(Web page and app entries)

*****

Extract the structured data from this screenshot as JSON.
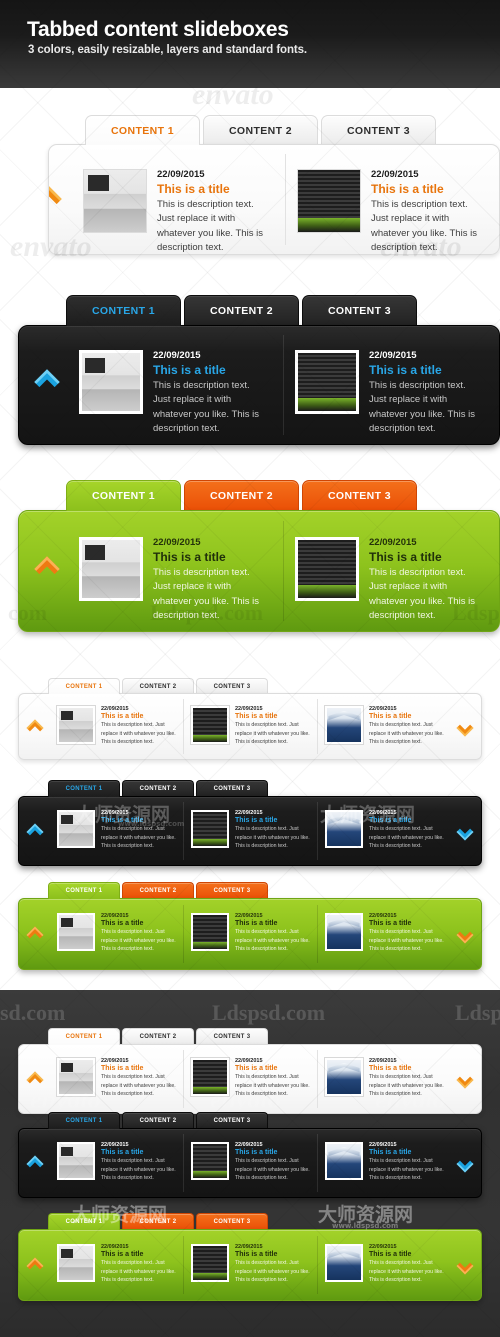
{
  "header": {
    "title": "Tabbed content slideboxes",
    "subtitle": "3 colors, easily resizable, layers and standard fonts."
  },
  "tabs": {
    "tab1": "CONTENT 1",
    "tab2": "CONTENT 2",
    "tab3": "CONTENT 3"
  },
  "item": {
    "date": "22/09/2015",
    "title": "This is a title",
    "desc": "This is description text. Just replace it with whatever you like. This is description text."
  },
  "icons": {
    "prev": "chevron-left-icon",
    "next": "chevron-right-icon"
  },
  "colors": {
    "orange": "#e8740c",
    "orange_tab": "#ea4f06",
    "blue": "#29a7e8",
    "green": "#8ec31d",
    "dark_panel": "#1c1c1c",
    "light_panel": "#fafafa"
  },
  "watermarks": {
    "envato": "envato",
    "ldspsd": "Ldspsd.com",
    "ldsp": "Ldsp",
    "sd": "sd.com",
    "com": "com",
    "cn": "大师资源网",
    "cn_url": "www.ldspsd.com"
  },
  "variants": [
    {
      "name": "large-light",
      "theme": "light",
      "active_tab": 1
    },
    {
      "name": "large-dark",
      "theme": "dark",
      "active_tab": 1
    },
    {
      "name": "large-green",
      "theme": "green",
      "active_tab": 1
    },
    {
      "name": "small-light",
      "theme": "light",
      "active_tab": 1
    },
    {
      "name": "small-dark",
      "theme": "dark",
      "active_tab": 1
    },
    {
      "name": "small-green",
      "theme": "green",
      "active_tab": 1
    },
    {
      "name": "dark-bg-light",
      "theme": "light",
      "active_tab": 1
    },
    {
      "name": "dark-bg-dark",
      "theme": "dark",
      "active_tab": 1
    },
    {
      "name": "dark-bg-green",
      "theme": "green",
      "active_tab": 1
    }
  ]
}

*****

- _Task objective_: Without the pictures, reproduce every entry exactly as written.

- _Task result_:
Extract the structured data from this screenshot as JSON.
{
  "header": {
    "title": "Tabbed content slideboxes",
    "subtitle": "3 colors, easily resizable, layers and standard fonts."
  },
  "tabs": {
    "tab1": "CONTENT 1",
    "tab2": "CONTENT 2",
    "tab3": "CONTENT 3"
  },
  "item": {
    "date": "22/09/2015",
    "title": "This is a title",
    "desc": "This is description text. Just replace it with whatever you like. This is description text."
  },
  "icons": {
    "prev": "chevron-left-icon",
    "next": "chevron-right-icon"
  },
  "colors": {
    "orange": "#e8740c",
    "orange_tab": "#ea4f06",
    "blue": "#29a7e8",
    "green": "#8ec31d",
    "dark_panel": "#1c1c1c",
    "light_panel": "#fafafa"
  },
  "watermarks": {
    "envato": "envato",
    "ldspsd": "Ldspsd.com",
    "ldsp": "Ldsp",
    "sd": "sd.com",
    "com": "com",
    "cn": "大师资源网",
    "cn_url": "www.ldspsd.com"
  },
  "variants": [
    {
      "name": "large-light",
      "theme": "light",
      "active_tab": 1
    },
    {
      "name": "large-dark",
      "theme": "dark",
      "active_tab": 1
    },
    {
      "name": "large-green",
      "theme": "green",
      "active_tab": 1
    },
    {
      "name": "small-light",
      "theme": "light",
      "active_tab": 1
    },
    {
      "name": "small-dark",
      "theme": "dark",
      "active_tab": 1
    },
    {
      "name": "small-green",
      "theme": "green",
      "active_tab": 1
    },
    {
      "name": "dark-bg-light",
      "theme": "light",
      "active_tab": 1
    },
    {
      "name": "dark-bg-dark",
      "theme": "dark",
      "active_tab": 1
    },
    {
      "name": "dark-bg-green",
      "theme": "green",
      "active_tab": 1
    }
  ]
}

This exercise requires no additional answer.